> _REQUIRED ACTION_: Each line from the one holding "What's the underlying" to the last line below must be written out exactly, with no other output.

> _PROVIDED RECORDS_:
★ ★ ★ ★ ★ ★ ★

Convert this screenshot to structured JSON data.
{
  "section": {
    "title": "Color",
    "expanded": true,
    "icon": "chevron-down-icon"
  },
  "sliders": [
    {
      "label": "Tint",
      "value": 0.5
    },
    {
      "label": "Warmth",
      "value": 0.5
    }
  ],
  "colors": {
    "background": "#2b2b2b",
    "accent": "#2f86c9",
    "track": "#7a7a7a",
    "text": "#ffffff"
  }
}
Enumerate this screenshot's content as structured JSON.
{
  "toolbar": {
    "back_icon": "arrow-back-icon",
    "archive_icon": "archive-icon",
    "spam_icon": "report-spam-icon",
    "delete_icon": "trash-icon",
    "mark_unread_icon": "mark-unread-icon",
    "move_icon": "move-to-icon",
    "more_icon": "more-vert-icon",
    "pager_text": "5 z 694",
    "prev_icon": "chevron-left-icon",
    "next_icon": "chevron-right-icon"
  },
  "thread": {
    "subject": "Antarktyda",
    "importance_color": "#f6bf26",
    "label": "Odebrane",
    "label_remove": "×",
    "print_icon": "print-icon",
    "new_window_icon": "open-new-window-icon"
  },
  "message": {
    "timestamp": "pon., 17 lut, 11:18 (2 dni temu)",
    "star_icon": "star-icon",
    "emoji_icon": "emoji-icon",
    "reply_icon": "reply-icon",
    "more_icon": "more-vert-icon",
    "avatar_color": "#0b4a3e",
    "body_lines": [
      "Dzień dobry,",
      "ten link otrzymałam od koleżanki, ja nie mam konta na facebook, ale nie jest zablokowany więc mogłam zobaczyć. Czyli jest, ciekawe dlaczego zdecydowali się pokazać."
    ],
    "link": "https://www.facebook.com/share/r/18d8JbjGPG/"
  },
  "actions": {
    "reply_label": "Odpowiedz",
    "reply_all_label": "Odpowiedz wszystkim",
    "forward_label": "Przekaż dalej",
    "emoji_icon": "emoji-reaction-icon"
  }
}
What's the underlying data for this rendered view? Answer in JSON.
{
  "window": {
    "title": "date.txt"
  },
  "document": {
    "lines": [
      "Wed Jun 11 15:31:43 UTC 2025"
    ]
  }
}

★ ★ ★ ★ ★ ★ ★

> _OUTPUT FOR THIS TASK_:
What's the underlying data for this rendered view? Answer in JSON.
{
  "window": {
    "title": "date.txt"
  },
  "document": {
    "lines": [
      "Wed Jun 11 15:31:43 UTC 2025"
    ]
  }
}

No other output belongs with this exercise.